## WORK INSTRUCTION
Return each line below holding the string "unity".

---*---

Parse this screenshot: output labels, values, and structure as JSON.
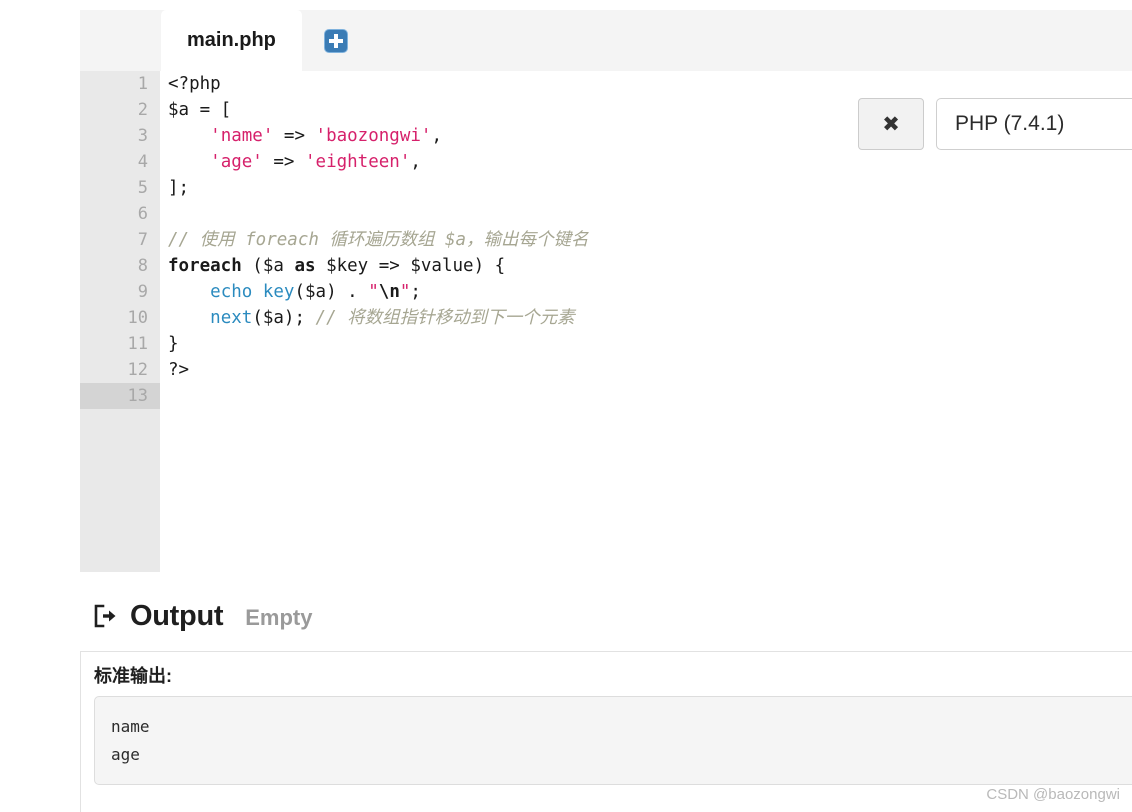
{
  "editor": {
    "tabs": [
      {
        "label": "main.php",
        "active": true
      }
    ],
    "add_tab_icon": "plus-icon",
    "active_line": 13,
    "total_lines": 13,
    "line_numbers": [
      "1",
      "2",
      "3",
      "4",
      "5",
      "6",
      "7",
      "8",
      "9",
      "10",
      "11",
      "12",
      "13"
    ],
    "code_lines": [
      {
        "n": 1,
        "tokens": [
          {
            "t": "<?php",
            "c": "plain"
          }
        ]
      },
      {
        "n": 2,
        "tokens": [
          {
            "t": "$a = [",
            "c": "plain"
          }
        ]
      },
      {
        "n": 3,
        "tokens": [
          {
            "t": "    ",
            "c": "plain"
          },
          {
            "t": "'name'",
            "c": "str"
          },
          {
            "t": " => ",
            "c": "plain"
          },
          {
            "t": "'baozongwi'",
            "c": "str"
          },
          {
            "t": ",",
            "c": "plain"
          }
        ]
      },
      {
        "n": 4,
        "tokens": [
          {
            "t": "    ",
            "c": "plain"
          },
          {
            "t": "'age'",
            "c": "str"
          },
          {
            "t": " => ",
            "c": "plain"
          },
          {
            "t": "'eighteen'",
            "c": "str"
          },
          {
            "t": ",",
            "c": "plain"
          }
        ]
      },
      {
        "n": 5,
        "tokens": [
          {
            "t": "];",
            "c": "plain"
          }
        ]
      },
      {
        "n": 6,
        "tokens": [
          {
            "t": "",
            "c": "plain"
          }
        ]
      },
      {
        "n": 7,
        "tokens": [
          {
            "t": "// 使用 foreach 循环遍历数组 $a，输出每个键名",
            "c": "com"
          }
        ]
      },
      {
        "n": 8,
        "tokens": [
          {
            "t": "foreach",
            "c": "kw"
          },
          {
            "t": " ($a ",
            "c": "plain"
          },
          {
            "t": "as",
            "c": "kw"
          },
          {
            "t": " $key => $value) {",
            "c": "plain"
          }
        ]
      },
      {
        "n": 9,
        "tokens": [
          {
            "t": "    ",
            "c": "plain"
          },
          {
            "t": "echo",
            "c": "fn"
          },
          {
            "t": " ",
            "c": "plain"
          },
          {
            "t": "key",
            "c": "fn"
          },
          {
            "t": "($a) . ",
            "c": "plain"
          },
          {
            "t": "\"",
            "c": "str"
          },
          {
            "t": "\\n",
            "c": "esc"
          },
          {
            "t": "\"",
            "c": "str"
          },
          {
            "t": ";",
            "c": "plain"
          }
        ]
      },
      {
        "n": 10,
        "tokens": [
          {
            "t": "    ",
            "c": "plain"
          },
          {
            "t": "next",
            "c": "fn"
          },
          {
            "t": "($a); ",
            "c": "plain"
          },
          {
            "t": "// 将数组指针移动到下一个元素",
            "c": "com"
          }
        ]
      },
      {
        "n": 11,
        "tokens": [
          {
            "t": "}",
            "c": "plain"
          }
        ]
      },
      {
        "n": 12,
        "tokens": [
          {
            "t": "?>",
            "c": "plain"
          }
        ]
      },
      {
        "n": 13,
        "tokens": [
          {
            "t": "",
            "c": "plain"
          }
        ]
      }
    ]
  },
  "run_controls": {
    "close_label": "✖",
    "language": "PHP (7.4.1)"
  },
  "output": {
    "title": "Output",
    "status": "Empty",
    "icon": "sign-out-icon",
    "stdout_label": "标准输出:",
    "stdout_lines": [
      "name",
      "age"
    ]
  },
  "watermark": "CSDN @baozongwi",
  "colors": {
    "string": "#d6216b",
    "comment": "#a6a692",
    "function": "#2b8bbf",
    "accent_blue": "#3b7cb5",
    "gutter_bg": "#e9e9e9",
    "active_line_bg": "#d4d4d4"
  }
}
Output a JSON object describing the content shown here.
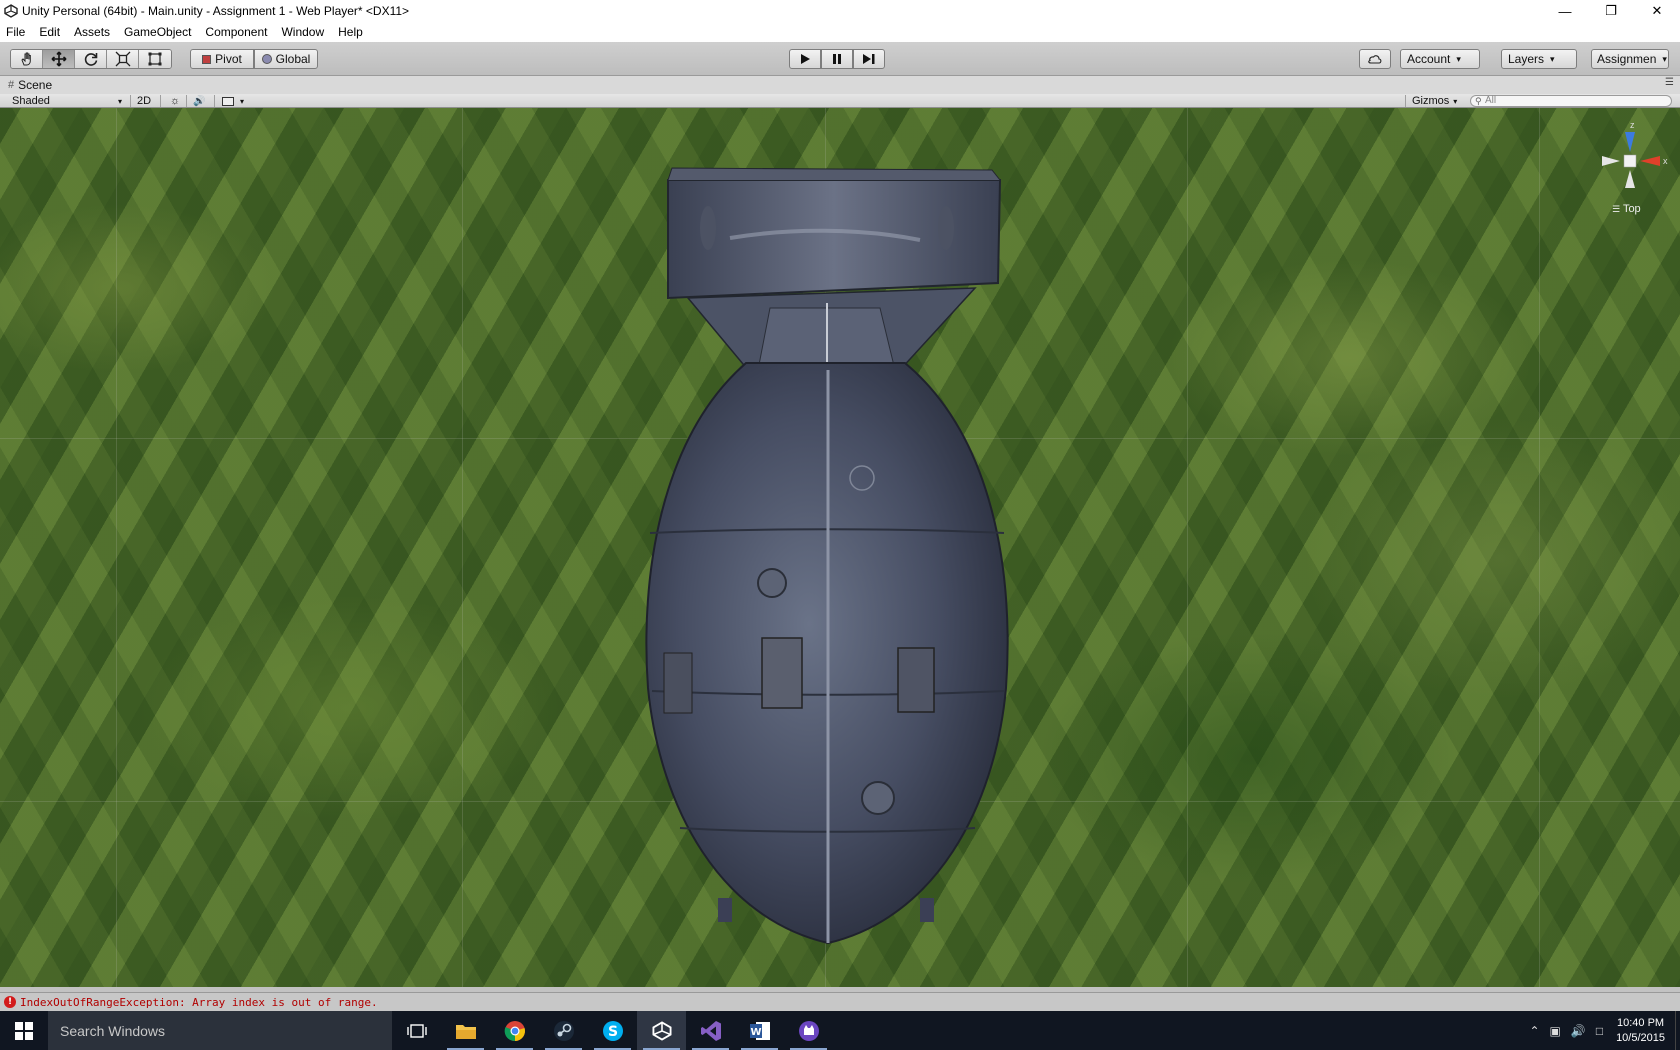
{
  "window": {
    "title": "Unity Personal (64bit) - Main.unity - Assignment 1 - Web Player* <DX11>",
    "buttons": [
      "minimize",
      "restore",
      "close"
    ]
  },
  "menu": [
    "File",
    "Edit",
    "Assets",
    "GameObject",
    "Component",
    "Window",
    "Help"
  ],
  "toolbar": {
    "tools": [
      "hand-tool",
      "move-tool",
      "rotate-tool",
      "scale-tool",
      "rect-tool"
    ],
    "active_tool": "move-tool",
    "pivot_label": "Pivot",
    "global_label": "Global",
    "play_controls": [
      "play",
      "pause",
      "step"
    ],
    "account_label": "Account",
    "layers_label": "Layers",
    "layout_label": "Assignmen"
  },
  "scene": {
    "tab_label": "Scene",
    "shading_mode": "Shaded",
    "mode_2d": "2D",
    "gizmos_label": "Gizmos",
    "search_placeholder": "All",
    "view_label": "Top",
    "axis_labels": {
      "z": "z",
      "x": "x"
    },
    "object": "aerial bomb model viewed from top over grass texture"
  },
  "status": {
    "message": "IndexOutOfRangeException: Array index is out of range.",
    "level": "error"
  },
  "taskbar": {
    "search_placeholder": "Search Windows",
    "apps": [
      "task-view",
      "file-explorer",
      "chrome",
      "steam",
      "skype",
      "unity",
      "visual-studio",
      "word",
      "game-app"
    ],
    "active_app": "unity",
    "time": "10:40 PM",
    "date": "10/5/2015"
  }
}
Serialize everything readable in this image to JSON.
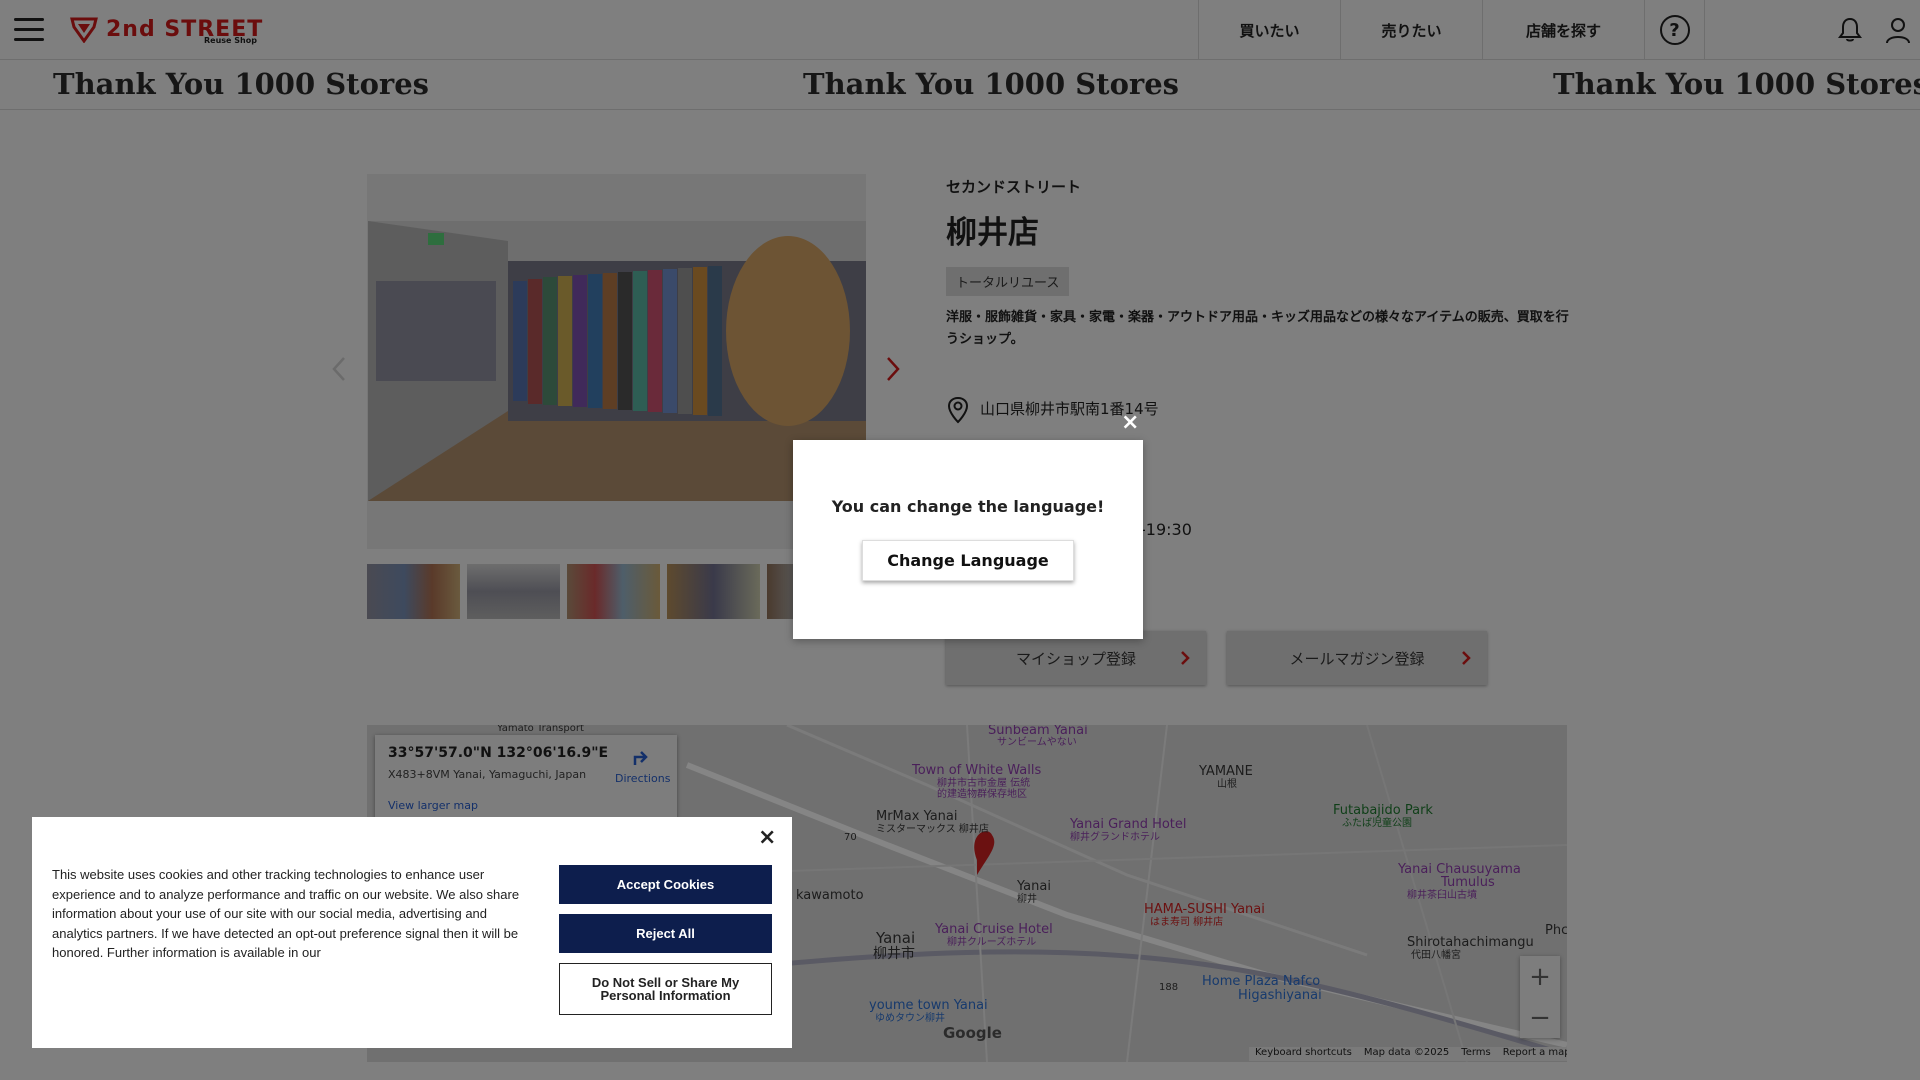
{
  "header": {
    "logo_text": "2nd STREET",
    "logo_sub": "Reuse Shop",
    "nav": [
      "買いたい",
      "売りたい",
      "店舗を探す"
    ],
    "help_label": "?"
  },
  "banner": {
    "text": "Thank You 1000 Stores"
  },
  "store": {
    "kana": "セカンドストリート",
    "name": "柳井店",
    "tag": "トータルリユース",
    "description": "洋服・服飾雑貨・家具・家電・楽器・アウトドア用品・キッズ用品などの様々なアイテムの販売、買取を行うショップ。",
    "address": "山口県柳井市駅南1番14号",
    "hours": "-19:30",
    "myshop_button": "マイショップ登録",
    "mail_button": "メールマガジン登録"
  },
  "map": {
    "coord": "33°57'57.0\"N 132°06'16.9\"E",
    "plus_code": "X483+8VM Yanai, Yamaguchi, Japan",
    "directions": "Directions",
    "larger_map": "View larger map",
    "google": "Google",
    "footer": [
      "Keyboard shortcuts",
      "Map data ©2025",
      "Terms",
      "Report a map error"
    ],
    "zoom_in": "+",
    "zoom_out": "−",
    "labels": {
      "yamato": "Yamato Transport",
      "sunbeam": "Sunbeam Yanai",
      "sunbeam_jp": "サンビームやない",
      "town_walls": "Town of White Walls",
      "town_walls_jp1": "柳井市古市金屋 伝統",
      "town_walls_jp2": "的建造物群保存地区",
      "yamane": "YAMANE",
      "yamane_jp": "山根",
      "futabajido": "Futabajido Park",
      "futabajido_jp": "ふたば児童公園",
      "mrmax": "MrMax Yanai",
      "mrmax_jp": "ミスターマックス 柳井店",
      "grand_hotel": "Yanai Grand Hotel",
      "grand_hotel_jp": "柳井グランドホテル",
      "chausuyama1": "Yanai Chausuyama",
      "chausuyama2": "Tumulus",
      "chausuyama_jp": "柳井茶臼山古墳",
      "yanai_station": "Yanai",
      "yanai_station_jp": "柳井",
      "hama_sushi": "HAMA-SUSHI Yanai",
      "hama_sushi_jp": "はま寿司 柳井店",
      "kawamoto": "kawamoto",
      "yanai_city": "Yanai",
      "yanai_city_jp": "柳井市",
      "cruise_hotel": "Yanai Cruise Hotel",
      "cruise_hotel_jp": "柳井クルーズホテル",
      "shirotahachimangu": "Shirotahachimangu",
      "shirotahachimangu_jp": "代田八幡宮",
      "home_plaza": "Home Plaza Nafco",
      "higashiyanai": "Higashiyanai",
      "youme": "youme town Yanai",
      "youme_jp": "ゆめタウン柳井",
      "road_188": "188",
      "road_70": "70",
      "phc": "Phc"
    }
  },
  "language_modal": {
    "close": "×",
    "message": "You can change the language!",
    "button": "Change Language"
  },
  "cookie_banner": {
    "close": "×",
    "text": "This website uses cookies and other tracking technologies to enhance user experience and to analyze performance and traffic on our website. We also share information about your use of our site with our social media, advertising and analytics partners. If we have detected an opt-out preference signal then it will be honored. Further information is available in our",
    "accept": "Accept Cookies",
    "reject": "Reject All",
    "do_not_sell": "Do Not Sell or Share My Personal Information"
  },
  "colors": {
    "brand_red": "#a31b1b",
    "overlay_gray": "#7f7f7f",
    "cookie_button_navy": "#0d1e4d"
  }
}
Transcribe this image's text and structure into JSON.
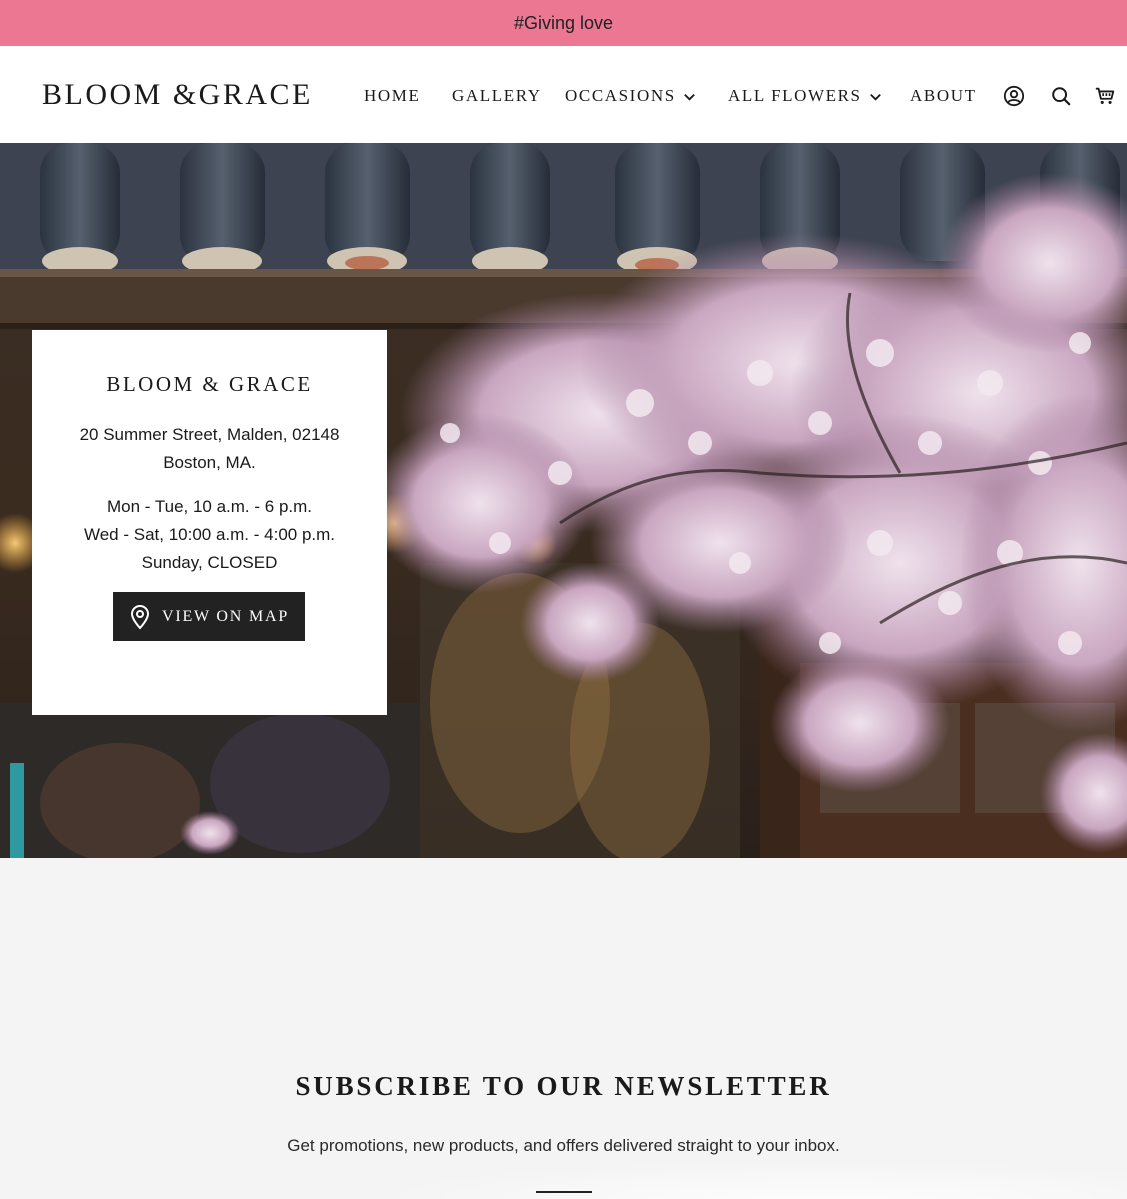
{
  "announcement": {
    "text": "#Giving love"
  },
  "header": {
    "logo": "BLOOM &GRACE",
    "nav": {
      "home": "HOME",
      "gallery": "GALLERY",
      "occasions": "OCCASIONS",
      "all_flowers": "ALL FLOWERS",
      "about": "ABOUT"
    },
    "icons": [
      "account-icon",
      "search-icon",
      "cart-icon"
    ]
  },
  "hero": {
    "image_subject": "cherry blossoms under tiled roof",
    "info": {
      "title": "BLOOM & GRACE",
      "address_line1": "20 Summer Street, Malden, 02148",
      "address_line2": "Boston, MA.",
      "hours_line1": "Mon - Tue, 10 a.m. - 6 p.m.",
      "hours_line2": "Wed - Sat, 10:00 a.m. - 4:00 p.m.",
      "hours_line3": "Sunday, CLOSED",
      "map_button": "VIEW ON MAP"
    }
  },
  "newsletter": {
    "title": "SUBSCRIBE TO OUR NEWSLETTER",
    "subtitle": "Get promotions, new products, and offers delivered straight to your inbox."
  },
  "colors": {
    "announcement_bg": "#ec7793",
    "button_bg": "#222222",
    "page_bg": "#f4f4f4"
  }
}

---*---

## COMPLETED EXERCISE
    "title": "Unity Personal (64bit) - Main.unity - Assignment 1 - Web Player* <DX11>",
      "unity",
    "active_app": "unity",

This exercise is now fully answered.